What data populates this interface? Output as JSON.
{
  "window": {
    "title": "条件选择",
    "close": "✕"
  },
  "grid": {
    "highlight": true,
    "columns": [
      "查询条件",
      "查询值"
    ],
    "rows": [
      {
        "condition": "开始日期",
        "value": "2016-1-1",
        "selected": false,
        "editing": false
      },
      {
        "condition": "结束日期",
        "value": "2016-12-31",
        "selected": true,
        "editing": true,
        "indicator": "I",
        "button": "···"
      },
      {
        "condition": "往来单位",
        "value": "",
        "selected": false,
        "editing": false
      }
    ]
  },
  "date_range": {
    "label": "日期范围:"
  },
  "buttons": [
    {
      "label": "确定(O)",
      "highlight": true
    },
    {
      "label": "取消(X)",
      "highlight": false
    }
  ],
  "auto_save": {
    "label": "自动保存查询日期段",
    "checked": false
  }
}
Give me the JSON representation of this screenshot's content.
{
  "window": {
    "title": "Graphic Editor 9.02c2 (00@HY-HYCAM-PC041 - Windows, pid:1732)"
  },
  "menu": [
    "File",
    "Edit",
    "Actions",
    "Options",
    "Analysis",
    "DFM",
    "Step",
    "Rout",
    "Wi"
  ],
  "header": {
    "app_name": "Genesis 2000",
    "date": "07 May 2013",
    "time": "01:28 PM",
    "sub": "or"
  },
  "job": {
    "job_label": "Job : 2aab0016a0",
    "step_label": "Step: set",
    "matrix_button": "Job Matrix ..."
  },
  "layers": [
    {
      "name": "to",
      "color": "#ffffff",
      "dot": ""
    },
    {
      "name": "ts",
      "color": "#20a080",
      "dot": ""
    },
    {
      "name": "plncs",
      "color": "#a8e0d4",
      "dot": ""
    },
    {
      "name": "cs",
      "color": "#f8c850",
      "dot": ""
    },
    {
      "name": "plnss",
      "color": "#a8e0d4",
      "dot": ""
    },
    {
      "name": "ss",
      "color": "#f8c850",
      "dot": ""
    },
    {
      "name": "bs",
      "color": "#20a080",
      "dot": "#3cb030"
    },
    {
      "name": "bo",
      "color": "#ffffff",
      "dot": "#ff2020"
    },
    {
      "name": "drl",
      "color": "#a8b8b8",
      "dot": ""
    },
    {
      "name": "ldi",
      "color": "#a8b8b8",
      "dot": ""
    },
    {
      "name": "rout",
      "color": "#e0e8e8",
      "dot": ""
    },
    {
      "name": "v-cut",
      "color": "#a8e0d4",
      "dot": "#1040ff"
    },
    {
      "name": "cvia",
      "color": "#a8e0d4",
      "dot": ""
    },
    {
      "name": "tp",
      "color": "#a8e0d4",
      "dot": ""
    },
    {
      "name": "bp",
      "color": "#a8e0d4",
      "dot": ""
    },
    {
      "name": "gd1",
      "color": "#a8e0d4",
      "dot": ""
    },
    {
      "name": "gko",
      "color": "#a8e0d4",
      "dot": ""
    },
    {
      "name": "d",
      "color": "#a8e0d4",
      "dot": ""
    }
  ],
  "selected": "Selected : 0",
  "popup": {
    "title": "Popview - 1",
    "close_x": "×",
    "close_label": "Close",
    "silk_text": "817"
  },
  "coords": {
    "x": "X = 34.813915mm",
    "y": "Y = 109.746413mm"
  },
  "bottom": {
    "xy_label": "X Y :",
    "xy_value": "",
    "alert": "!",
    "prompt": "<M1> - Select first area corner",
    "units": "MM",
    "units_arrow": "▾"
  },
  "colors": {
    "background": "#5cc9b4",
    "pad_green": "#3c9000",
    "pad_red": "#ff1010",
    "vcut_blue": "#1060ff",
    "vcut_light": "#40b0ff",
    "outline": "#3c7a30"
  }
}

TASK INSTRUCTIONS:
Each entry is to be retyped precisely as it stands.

EXPECTED ANSWER:
What data populates this interface? Output as JSON.
{
  "window": {
    "title": "条件选择",
    "close": "✕"
  },
  "grid": {
    "highlight": true,
    "columns": [
      "查询条件",
      "查询值"
    ],
    "rows": [
      {
        "condition": "开始日期",
        "value": "2016-1-1",
        "selected": false,
        "editing": false
      },
      {
        "condition": "结束日期",
        "value": "2016-12-31",
        "selected": true,
        "editing": true,
        "indicator": "I",
        "button": "···"
      },
      {
        "condition": "往来单位",
        "value": "",
        "selected": false,
        "editing": false
      }
    ]
  },
  "date_range": {
    "label": "日期范围:"
  },
  "buttons": [
    {
      "label": "确定(O)",
      "highlight": true
    },
    {
      "label": "取消(X)",
      "highlight": false
    }
  ],
  "auto_save": {
    "label": "自动保存查询日期段",
    "checked": false
  }
}
Give me the JSON representation of this screenshot's content.
{
  "window": {
    "title": "Graphic Editor 9.02c2 (00@HY-HYCAM-PC041 - Windows, pid:1732)"
  },
  "menu": [
    "File",
    "Edit",
    "Actions",
    "Options",
    "Analysis",
    "DFM",
    "Step",
    "Rout",
    "Wi"
  ],
  "header": {
    "app_name": "Genesis 2000",
    "date": "07 May 2013",
    "time": "01:28 PM",
    "sub": "or"
  },
  "job": {
    "job_label": "Job : 2aab0016a0",
    "step_label": "Step: set",
    "matrix_button": "Job Matrix ..."
  },
  "layers": [
    {
      "name": "to",
      "color": "#ffffff",
      "dot": ""
    },
    {
      "name": "ts",
      "color": "#20a080",
      "dot": ""
    },
    {
      "name": "plncs",
      "color": "#a8e0d4",
      "dot": ""
    },
    {
      "name": "cs",
      "color": "#f8c850",
      "dot": ""
    },
    {
      "name": "plnss",
      "color": "#a8e0d4",
      "dot": ""
    },
    {
      "name": "ss",
      "color": "#f8c850",
      "dot": ""
    },
    {
      "name": "bs",
      "color": "#20a080",
      "dot": "#3cb030"
    },
    {
      "name": "bo",
      "color": "#ffffff",
      "dot": "#ff2020"
    },
    {
      "name": "drl",
      "color": "#a8b8b8",
      "dot": ""
    },
    {
      "name": "ldi",
      "color": "#a8b8b8",
      "dot": ""
    },
    {
      "name": "rout",
      "color": "#e0e8e8",
      "dot": ""
    },
    {
      "name": "v-cut",
      "color": "#a8e0d4",
      "dot": "#1040ff"
    },
    {
      "name": "cvia",
      "color": "#a8e0d4",
      "dot": ""
    },
    {
      "name": "tp",
      "color": "#a8e0d4",
      "dot": ""
    },
    {
      "name": "bp",
      "color": "#a8e0d4",
      "dot": ""
    },
    {
      "name": "gd1",
      "color": "#a8e0d4",
      "dot": ""
    },
    {
      "name": "gko",
      "color": "#a8e0d4",
      "dot": ""
    },
    {
      "name": "d",
      "color": "#a8e0d4",
      "dot": ""
    }
  ],
  "selected": "Selected : 0",
  "popup": {
    "title": "Popview - 1",
    "close_x": "×",
    "close_label": "Close",
    "silk_text": "817"
  },
  "coords": {
    "x": "X = 34.813915mm",
    "y": "Y = 109.746413mm"
  },
  "bottom": {
    "xy_label": "X Y :",
    "xy_value": "",
    "alert": "!",
    "prompt": "<M1> - Select first area corner",
    "units": "MM",
    "units_arrow": "▾"
  },
  "colors": {
    "background": "#5cc9b4",
    "pad_green": "#3c9000",
    "pad_red": "#ff1010",
    "vcut_blue": "#1060ff",
    "vcut_light": "#40b0ff",
    "outline": "#3c7a30"
  }
}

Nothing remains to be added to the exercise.